- TASK ITEM -
The records are to be copied in their entirety, exactly as given.

===

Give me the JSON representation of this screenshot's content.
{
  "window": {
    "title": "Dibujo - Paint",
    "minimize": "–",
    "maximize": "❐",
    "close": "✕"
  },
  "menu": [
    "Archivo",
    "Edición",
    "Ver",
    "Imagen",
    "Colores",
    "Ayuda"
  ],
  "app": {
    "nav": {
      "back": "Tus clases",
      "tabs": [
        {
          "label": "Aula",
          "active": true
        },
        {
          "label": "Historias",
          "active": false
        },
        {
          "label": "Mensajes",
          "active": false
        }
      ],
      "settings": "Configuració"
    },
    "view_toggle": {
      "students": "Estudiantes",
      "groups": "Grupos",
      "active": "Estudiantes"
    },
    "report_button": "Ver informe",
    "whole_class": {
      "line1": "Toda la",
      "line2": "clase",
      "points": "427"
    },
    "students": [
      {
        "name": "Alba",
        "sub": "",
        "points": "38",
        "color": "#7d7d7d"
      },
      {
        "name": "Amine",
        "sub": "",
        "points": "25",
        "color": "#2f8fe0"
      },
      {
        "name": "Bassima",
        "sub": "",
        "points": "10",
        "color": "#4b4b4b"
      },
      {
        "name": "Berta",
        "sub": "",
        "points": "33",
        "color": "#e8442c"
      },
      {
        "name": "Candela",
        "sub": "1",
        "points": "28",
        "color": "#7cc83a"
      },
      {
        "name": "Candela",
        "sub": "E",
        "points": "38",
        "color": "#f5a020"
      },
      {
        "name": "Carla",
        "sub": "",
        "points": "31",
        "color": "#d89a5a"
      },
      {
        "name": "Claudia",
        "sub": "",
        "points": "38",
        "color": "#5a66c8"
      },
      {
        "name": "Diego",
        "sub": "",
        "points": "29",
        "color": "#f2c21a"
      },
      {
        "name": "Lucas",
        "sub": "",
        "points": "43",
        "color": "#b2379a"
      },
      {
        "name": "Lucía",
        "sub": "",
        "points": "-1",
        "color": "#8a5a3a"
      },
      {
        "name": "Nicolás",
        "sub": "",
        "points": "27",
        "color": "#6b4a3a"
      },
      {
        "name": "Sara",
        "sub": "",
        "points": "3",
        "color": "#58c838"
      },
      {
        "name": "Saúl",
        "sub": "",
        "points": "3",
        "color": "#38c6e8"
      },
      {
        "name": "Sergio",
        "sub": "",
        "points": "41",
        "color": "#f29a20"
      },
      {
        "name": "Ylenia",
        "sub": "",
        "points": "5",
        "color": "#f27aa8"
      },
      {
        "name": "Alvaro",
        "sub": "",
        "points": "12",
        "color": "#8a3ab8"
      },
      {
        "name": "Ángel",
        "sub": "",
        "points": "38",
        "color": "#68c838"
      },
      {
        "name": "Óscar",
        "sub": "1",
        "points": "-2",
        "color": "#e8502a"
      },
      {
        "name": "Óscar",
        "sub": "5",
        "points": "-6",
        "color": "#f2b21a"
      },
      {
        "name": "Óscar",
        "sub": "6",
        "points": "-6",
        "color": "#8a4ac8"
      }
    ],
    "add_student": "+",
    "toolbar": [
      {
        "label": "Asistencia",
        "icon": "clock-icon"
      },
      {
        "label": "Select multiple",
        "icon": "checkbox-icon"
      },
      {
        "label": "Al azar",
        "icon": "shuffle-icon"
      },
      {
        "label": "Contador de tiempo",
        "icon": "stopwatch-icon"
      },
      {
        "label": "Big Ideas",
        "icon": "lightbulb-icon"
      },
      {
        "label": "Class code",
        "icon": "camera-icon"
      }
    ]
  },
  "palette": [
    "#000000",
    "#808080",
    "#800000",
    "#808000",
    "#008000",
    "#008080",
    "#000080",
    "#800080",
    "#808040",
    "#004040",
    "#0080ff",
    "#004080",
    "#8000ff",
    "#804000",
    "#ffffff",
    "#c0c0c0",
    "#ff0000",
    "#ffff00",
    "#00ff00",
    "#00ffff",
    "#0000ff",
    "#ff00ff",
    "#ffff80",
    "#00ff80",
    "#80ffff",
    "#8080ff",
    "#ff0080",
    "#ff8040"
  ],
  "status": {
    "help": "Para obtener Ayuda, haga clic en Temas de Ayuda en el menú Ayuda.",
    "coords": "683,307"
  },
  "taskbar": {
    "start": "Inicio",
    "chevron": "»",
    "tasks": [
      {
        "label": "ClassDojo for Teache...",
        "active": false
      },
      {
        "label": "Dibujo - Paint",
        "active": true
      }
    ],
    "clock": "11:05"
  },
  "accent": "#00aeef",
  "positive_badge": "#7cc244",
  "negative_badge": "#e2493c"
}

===

- SOLUTION FOR THIS EXERCISE -
Give me the JSON representation of this screenshot's content.
{
  "window": {
    "title": "Dibujo - Paint",
    "minimize": "–",
    "maximize": "❐",
    "close": "✕"
  },
  "menu": [
    "Archivo",
    "Edición",
    "Ver",
    "Imagen",
    "Colores",
    "Ayuda"
  ],
  "app": {
    "nav": {
      "back": "Tus clases",
      "tabs": [
        {
          "label": "Aula",
          "active": true
        },
        {
          "label": "Historias",
          "active": false
        },
        {
          "label": "Mensajes",
          "active": false
        }
      ],
      "settings": "Configuració"
    },
    "view_toggle": {
      "students": "Estudiantes",
      "groups": "Grupos",
      "active": "Estudiantes"
    },
    "report_button": "Ver informe",
    "whole_class": {
      "line1": "Toda la",
      "line2": "clase",
      "points": "427"
    },
    "students": [
      {
        "name": "Alba",
        "sub": "",
        "points": "38",
        "color": "#7d7d7d"
      },
      {
        "name": "Amine",
        "sub": "",
        "points": "25",
        "color": "#2f8fe0"
      },
      {
        "name": "Bassima",
        "sub": "",
        "points": "10",
        "color": "#4b4b4b"
      },
      {
        "name": "Berta",
        "sub": "",
        "points": "33",
        "color": "#e8442c"
      },
      {
        "name": "Candela",
        "sub": "1",
        "points": "28",
        "color": "#7cc83a"
      },
      {
        "name": "Candela",
        "sub": "E",
        "points": "38",
        "color": "#f5a020"
      },
      {
        "name": "Carla",
        "sub": "",
        "points": "31",
        "color": "#d89a5a"
      },
      {
        "name": "Claudia",
        "sub": "",
        "points": "38",
        "color": "#5a66c8"
      },
      {
        "name": "Diego",
        "sub": "",
        "points": "29",
        "color": "#f2c21a"
      },
      {
        "name": "Lucas",
        "sub": "",
        "points": "43",
        "color": "#b2379a"
      },
      {
        "name": "Lucía",
        "sub": "",
        "points": "-1",
        "color": "#8a5a3a"
      },
      {
        "name": "Nicolás",
        "sub": "",
        "points": "27",
        "color": "#6b4a3a"
      },
      {
        "name": "Sara",
        "sub": "",
        "points": "3",
        "color": "#58c838"
      },
      {
        "name": "Saúl",
        "sub": "",
        "points": "3",
        "color": "#38c6e8"
      },
      {
        "name": "Sergio",
        "sub": "",
        "points": "41",
        "color": "#f29a20"
      },
      {
        "name": "Ylenia",
        "sub": "",
        "points": "5",
        "color": "#f27aa8"
      },
      {
        "name": "Alvaro",
        "sub": "",
        "points": "12",
        "color": "#8a3ab8"
      },
      {
        "name": "Ángel",
        "sub": "",
        "points": "38",
        "color": "#68c838"
      },
      {
        "name": "Óscar",
        "sub": "1",
        "points": "-2",
        "color": "#e8502a"
      },
      {
        "name": "Óscar",
        "sub": "5",
        "points": "-6",
        "color": "#f2b21a"
      },
      {
        "name": "Óscar",
        "sub": "6",
        "points": "-6",
        "color": "#8a4ac8"
      }
    ],
    "add_student": "+",
    "toolbar": [
      {
        "label": "Asistencia",
        "icon": "clock-icon"
      },
      {
        "label": "Select multiple",
        "icon": "checkbox-icon"
      },
      {
        "label": "Al azar",
        "icon": "shuffle-icon"
      },
      {
        "label": "Contador de tiempo",
        "icon": "stopwatch-icon"
      },
      {
        "label": "Big Ideas",
        "icon": "lightbulb-icon"
      },
      {
        "label": "Class code",
        "icon": "camera-icon"
      }
    ]
  },
  "palette": [
    "#000000",
    "#808080",
    "#800000",
    "#808000",
    "#008000",
    "#008080",
    "#000080",
    "#800080",
    "#808040",
    "#004040",
    "#0080ff",
    "#004080",
    "#8000ff",
    "#804000",
    "#ffffff",
    "#c0c0c0",
    "#ff0000",
    "#ffff00",
    "#00ff00",
    "#00ffff",
    "#0000ff",
    "#ff00ff",
    "#ffff80",
    "#00ff80",
    "#80ffff",
    "#8080ff",
    "#ff0080",
    "#ff8040"
  ],
  "status": {
    "help": "Para obtener Ayuda, haga clic en Temas de Ayuda en el menú Ayuda.",
    "coords": "683,307"
  },
  "taskbar": {
    "start": "Inicio",
    "chevron": "»",
    "tasks": [
      {
        "label": "ClassDojo for Teache...",
        "active": false
      },
      {
        "label": "Dibujo - Paint",
        "active": true
      }
    ],
    "clock": "11:05"
  },
  "accent": "#00aeef",
  "positive_badge": "#7cc244",
  "negative_badge": "#e2493c"
}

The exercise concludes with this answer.